Disclaimer/Publisher’s Note: The statements, opinions and data contained in all publications are solely those of the individual author(s) and contributor(s) and not of MDPI and/or the editor(s). MDPI and/or the editor(s) disclaim responsibility for any injury to people or property resulting from any ideas, methods, instructions or products referred to in the content.
© 2023 by the authors. Licensee MDPI, Basel, Switzerland. This article is an open access article distributed under the terms and conditions of the Creative Commons Attribution (CC BY) license (https://creativecommons.org/licenses/by/4.0/).
Kim, J.-W.; Choi, J.-Y.; Ha, E.-J.; Choi, J.-H. Human Pose Estimation Using MediaPipe Pose and Optimization Method Based on a Humanoid Model. Appl. Sci. 2023, 13, 2700. https://doi.org/10.3390/app13042700

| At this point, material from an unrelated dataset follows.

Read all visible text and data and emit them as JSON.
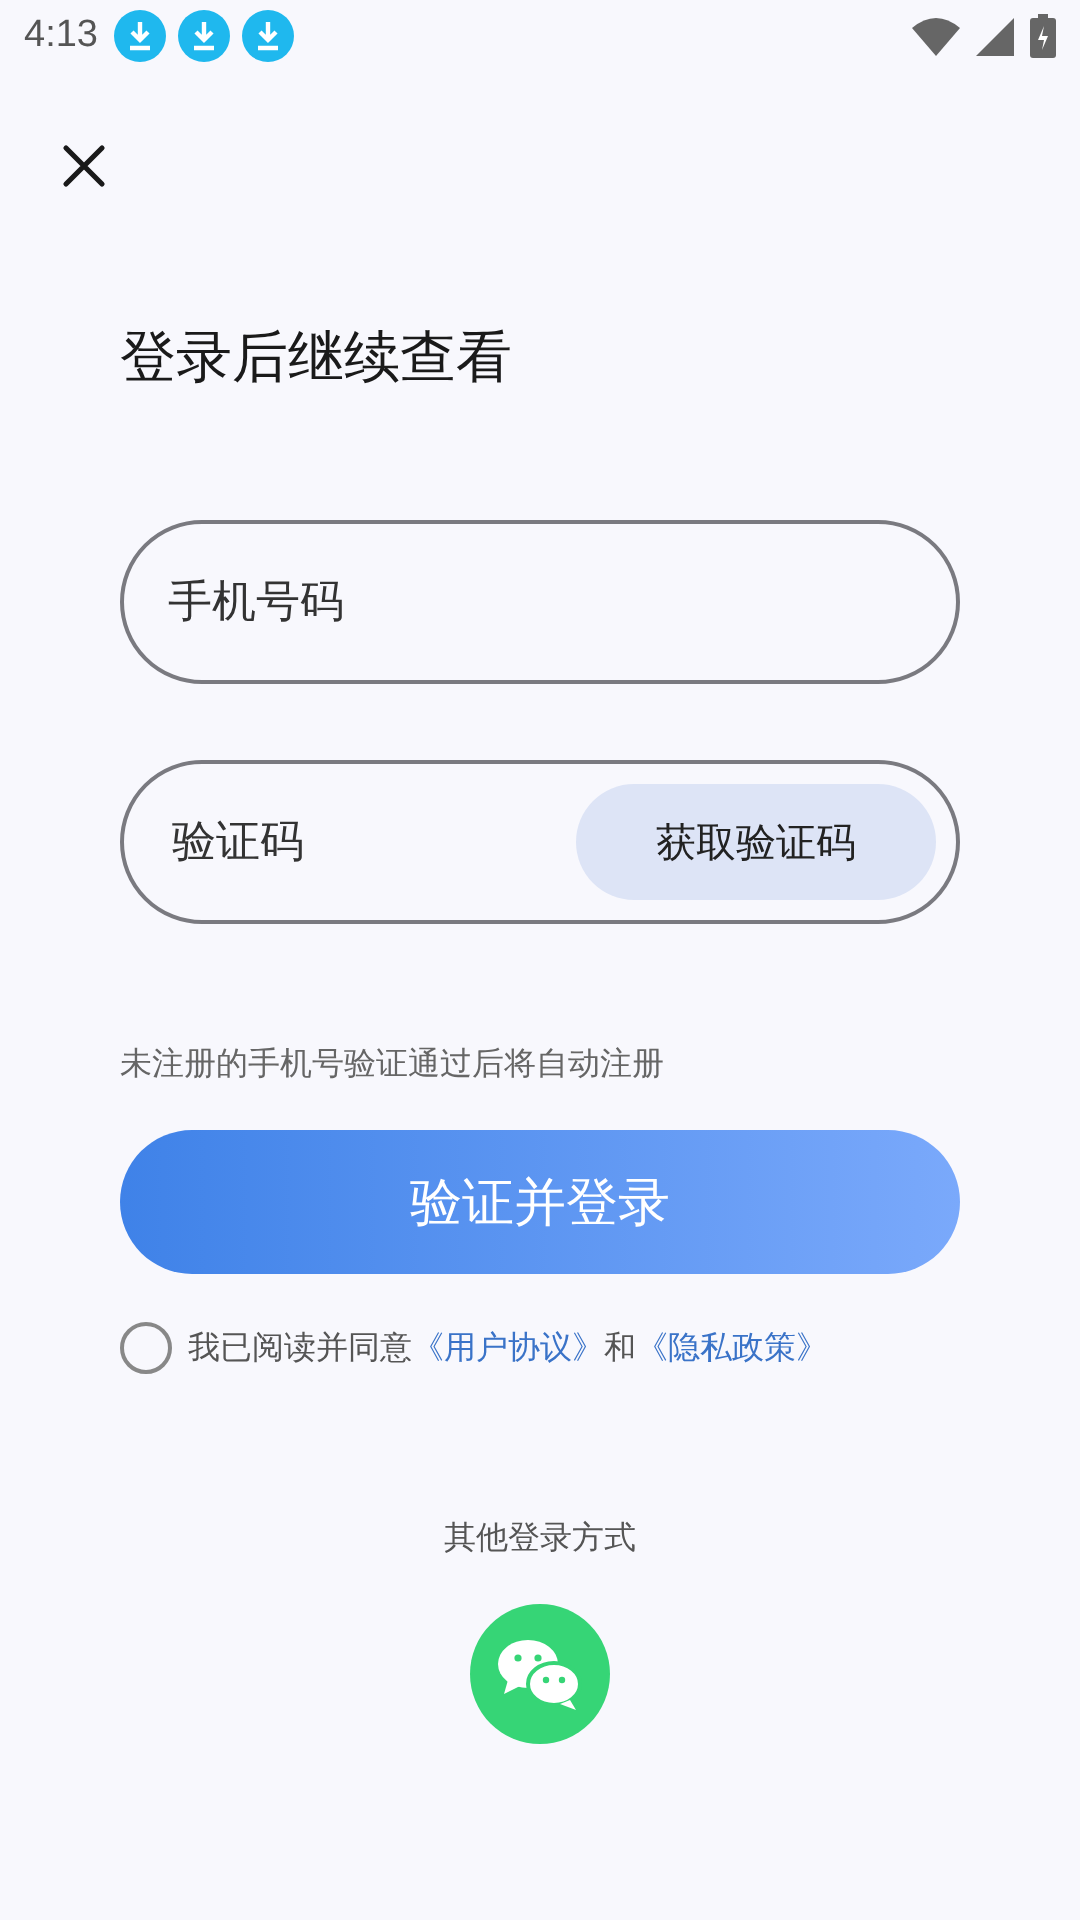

Kim J-W, Choi J-Y, Ha E-J, Choi J-H. Human Pose Estimation Using MediaPipe Pose and Optimization Method Based on a Humanoid Model. Applied Sciences. 2023; 13(4):2700. https://doi.org/10.3390/app13042700Chicago/Turabian Style
Kim, Jong-Wook, Jin-Young Choi, Eun-Ju Ha, and Jae-Ho Choi. 2023. "Human Pose Estimation Using MediaPipe Pose and Optimization Method Based on a Humanoid Model" Applied Sciences 13, no. 4: 2700. https://doi.org/10.3390/app13042700